Fail whale no more. Some big inroads for Twitter today in its bid to make its own basic services more appealing to users than using third-party clients, and a breath of life for two other companies in the process: the microblogging site today finally unveiled its new, native image app in partnership with Photobucket; and launched a couple of new search features, including a new integration with Mozilla’s Firefox.
The photo service comes as confirmation of rumors that started to surface earlier in the week. It will give users the option of uploading photos directly from twitter.com and its native mobile apps, rather than using services like Twitpic and Yfrog, which take users away from Twitter.com and the potential network for marketing and advertising that the company is likely planning to unleash on us soon.
In launching the service, Twitter has also enabled a coup for a site that had once been a leading player in online image services but more recently laid off employees and consolidated operations. The photo sharing site Photobucket will be powering and hosting the images, as well as providing users with a link through to its own site to continue to edit and save their pictures for other uses.
What will a native Twitter image service mean longer term? It could potentially scupper business plans for those other third-party Twitter photo sharing services, but ideally it will serve as a filip for them to raise their game again with new and more innovative features. Instagram, for one, which has picked up four million users since launching seven months ago, lets users apply instant color filters to images and upload the results to a number of other sites, including its own.

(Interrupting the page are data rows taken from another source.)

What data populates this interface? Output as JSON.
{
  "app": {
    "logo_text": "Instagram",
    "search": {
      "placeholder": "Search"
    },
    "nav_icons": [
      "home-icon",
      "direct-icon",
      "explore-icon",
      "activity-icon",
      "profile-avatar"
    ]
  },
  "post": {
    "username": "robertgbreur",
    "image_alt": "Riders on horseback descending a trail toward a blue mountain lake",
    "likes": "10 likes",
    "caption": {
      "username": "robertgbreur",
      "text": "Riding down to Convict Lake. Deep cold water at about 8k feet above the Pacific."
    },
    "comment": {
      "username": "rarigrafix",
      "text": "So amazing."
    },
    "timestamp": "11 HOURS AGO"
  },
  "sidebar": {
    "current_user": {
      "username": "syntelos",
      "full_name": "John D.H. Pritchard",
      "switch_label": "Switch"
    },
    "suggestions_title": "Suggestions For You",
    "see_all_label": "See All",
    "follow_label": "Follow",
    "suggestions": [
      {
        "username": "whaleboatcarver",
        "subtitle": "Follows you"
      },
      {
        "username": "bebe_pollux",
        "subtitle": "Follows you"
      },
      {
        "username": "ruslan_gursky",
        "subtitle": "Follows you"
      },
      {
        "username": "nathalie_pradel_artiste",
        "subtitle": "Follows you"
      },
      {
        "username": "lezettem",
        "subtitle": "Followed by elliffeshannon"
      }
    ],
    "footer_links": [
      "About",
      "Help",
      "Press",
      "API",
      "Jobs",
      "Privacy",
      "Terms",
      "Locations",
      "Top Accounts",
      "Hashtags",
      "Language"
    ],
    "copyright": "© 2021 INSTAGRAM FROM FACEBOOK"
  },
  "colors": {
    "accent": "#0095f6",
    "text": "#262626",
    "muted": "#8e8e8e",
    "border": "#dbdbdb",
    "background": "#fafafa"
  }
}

Perhaps more importantly for Twitter, having a native image client paves the way for Twitter to incorporate new ways of uploading visual content to the service. There are reports that next week at the Apple (NSDQ: AAPL) WWDC, for example, that the new version of iOS will have an option to post photos taken on an iPhone or iPad directly to Twitter (similar to how these images can today be instantly sent by picture message or email). In a blog post, Twitter’s Jack Dorsey notes the company is also currently working on deals with operators to upload pictures via MMS picture messages, similar to how those using non-smartphones can currently sent tweets via text messages.
Search: The other big Twitter enhancement announced today is in the area of search. First, Twitter is rolling out a new version of its native search service, which will give users separate results for photos and videos — a template that could be expanded in future to include other categories, much like Google’s web, maps, news, videos and image search options (no coincidence there). This potentially gives Twitter a shot at being a hub for consuming information from across the rest of the web, as it has been shared on Twitter — and again will give users another reason to linger on the site rather than go elsewhere for that information.
On that note, Twitter is also adding features to third-party services that give web users an inroad to Twitter-hosted content. The first of these deals is with Mozilla, with a new add-on to the Firefox browser that lets users search on Twitter hashtags and names directly from the browser bar. For the moment, a user has to add the feature on manually, but over time this might come up as a default setting on future versions of the browser.